Wherever the string "JSON" appears in the entries below, return the line that holds it.

■ DATA FOR THIS EXERCISE:
-------------------------

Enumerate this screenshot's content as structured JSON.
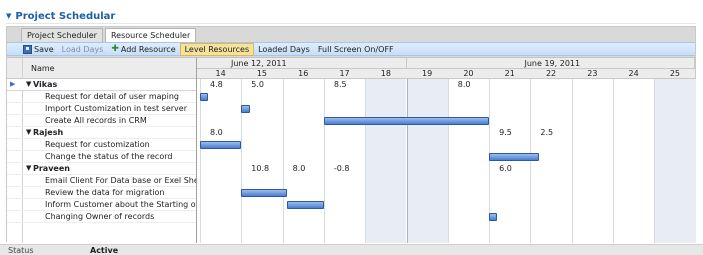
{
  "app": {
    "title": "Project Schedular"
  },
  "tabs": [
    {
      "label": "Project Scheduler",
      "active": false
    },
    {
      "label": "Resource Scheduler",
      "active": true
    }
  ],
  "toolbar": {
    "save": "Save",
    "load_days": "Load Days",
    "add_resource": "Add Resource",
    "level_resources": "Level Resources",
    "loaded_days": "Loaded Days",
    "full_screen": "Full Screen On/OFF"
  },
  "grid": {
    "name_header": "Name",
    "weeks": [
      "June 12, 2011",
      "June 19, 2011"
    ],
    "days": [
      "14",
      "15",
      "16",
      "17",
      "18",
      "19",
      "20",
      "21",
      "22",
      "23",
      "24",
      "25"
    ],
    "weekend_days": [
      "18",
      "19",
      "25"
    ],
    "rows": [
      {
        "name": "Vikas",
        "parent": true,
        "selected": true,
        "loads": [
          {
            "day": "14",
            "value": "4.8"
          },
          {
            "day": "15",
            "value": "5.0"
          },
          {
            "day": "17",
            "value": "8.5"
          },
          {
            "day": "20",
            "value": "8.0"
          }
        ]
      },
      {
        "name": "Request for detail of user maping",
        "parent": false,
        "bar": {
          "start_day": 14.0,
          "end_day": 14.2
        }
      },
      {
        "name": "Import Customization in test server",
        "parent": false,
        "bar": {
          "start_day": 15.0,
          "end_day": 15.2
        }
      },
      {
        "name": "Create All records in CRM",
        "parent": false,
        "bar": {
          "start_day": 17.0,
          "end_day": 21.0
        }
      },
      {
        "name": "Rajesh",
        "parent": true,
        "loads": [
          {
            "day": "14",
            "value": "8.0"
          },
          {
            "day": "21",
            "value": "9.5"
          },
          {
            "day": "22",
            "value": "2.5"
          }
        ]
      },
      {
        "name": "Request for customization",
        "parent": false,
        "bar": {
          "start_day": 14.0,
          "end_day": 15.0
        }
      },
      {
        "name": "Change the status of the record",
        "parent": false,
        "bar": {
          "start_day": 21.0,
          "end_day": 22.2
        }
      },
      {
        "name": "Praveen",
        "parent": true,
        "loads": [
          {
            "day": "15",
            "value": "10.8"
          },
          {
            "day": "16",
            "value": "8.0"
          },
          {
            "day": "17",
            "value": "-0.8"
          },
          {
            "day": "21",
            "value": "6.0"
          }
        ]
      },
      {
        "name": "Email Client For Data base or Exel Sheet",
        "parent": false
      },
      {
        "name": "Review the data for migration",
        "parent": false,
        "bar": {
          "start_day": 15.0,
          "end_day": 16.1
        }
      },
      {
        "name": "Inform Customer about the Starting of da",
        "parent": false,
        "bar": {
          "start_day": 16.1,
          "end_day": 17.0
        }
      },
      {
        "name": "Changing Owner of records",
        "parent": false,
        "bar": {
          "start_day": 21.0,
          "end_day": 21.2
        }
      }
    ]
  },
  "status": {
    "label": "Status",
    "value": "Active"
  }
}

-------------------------

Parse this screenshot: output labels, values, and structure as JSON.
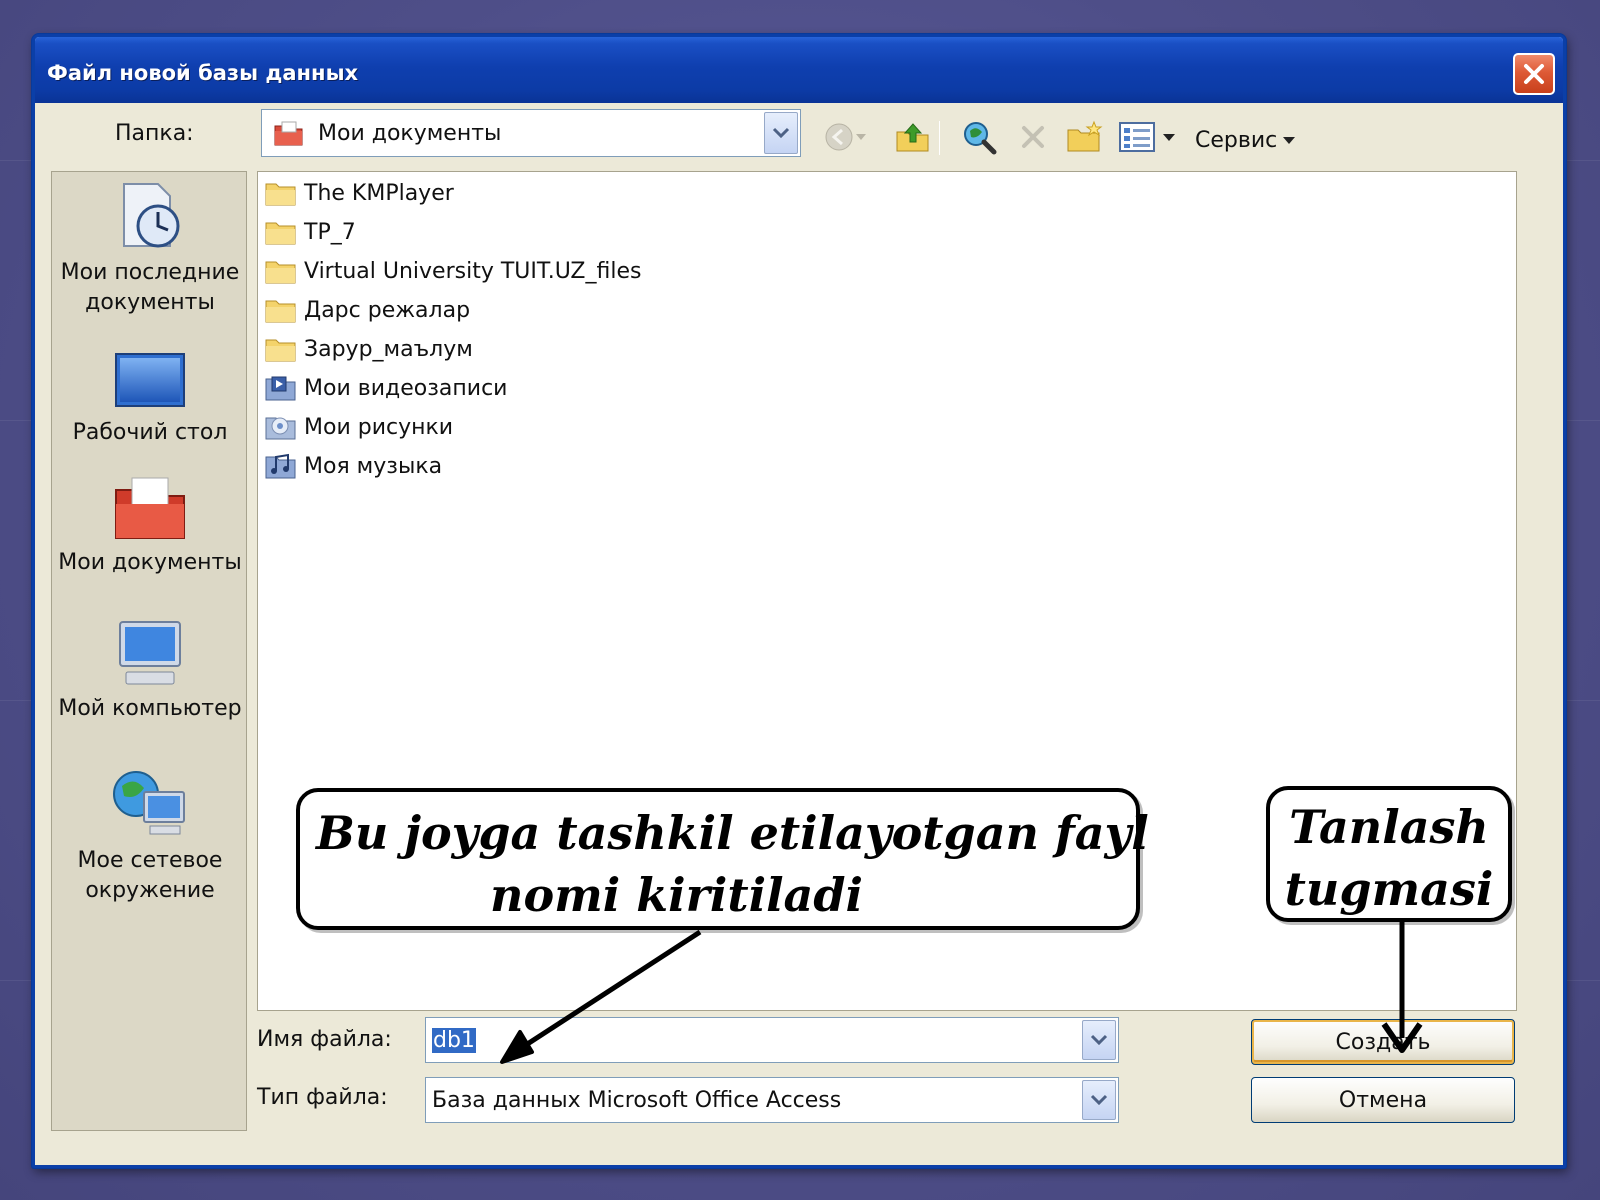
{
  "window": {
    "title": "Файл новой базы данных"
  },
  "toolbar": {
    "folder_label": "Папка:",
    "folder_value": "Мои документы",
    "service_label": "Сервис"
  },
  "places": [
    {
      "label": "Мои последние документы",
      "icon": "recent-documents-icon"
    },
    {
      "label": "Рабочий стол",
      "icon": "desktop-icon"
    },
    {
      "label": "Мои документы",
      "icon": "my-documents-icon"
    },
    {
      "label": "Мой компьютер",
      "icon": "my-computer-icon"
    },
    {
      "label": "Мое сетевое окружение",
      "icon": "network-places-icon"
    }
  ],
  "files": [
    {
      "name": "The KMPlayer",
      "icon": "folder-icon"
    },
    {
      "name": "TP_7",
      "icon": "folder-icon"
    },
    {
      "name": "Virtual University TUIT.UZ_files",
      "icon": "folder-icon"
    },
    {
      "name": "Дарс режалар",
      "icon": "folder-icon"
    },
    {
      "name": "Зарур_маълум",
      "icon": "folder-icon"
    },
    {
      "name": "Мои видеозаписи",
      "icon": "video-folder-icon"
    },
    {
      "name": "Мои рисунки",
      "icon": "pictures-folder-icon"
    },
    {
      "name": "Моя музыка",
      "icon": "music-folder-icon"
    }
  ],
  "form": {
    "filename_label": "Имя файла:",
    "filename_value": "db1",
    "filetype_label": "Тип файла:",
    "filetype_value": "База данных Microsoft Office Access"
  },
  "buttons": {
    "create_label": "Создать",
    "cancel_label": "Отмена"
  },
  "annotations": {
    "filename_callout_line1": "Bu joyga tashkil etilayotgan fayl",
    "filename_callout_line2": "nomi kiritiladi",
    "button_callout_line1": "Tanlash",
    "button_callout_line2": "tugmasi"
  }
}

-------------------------

■ EXERCISE ANSWER:
Enumerate this screenshot's content as structured JSON.
Parse this screenshot: output labels, values, and structure as JSON.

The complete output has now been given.